The first way a British citizen can lose their citizenship is via deprivation. This is set out in the British Nationality Act 1981 and confers upon the Secretary of State the power to order the deprivation of a person's citizenship on the grounds that doing so would be conducive to the public good (most commonly on national security grounds). Although much more serious, and far less likely to occur, this is a similar power held when assessing applications for entry clearance or permission to stay in the UK. The Secretary of State can also deprive a person's citizenship if satisfied that the registration or naturalisation was obtained by means of fraud, false representation, or concealment of a material fact. Where deprivation occurs, the person will not revert to their previous immigration status. Where a person was British by birth and has no other nationality, deprivation cannot occur in any circumstances.
Losing British Citizenship by Nullification

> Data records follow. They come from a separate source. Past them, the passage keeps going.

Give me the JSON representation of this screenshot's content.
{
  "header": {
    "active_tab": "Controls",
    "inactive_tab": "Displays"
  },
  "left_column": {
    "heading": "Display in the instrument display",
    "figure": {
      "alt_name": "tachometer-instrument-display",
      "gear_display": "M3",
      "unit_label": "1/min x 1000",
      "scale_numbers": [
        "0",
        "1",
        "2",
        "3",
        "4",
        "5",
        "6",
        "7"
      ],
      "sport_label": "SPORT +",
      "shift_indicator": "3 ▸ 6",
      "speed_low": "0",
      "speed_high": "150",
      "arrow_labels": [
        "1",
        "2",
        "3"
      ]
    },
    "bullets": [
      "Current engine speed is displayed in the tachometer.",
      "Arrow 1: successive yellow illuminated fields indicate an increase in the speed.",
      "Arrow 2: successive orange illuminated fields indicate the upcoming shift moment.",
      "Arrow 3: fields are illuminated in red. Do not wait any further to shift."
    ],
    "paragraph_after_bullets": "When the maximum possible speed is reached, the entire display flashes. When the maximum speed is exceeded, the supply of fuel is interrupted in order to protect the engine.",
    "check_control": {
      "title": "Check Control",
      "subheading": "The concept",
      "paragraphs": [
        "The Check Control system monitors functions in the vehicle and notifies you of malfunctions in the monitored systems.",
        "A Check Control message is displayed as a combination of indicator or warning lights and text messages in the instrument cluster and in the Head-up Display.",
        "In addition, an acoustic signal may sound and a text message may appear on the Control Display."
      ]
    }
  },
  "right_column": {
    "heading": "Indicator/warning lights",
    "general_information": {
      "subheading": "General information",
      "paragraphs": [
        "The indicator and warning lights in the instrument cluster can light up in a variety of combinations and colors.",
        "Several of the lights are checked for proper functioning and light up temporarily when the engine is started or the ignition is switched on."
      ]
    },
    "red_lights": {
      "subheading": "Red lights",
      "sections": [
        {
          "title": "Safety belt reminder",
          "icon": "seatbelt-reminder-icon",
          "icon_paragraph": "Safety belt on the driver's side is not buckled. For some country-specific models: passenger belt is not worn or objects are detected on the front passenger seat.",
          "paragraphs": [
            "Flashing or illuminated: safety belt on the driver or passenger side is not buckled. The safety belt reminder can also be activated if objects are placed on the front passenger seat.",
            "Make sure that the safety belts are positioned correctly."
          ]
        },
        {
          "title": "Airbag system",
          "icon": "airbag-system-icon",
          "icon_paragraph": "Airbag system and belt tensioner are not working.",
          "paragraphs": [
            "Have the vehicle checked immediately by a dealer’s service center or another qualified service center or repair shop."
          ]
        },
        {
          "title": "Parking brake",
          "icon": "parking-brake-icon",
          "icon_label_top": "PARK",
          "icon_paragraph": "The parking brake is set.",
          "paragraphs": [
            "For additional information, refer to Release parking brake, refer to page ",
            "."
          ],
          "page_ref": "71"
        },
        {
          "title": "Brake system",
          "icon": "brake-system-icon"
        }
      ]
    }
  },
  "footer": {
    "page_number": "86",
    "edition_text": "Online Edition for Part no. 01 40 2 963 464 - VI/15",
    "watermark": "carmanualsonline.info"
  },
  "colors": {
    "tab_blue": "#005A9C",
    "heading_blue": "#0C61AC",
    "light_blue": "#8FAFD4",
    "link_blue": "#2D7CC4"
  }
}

The second way a British citizen can lose their citizenship is if they were never actually a British citizen in the first place. In other words, if a person's citizenship is declared null and void - for example, because it was obtained using a fake identity or false personal information - it is treated as never having been granted. Where nullification occurs, the person may rever to their previous immigration status, if it was genuinely obtained and is still valid, but this is extremely unlikely, and will almost certainly be cancelled.
Giving up British Citizenship by Renunciation
The last way a British citizen can 'lose' their citizenship is by way of renunciation. This is a voluntary process which normally only occurs if the person cannot continue to be a British citizen for reasons linked to their citizenship of another country - for example, because the second country does not recognise or allow dual citizenship. The British Nationality Act 1981 sets out the circumstances in which renunciation can occur. The Secretary of State must be satisfied that the person is 18 or older, is of sound mind, and will, after renouncing their citizenship, have or acquire another citizenship or nationality. If another citizenship or nationality is not acquired within 6 months of the renouncement, that person will be deemed to have remained a British citizen.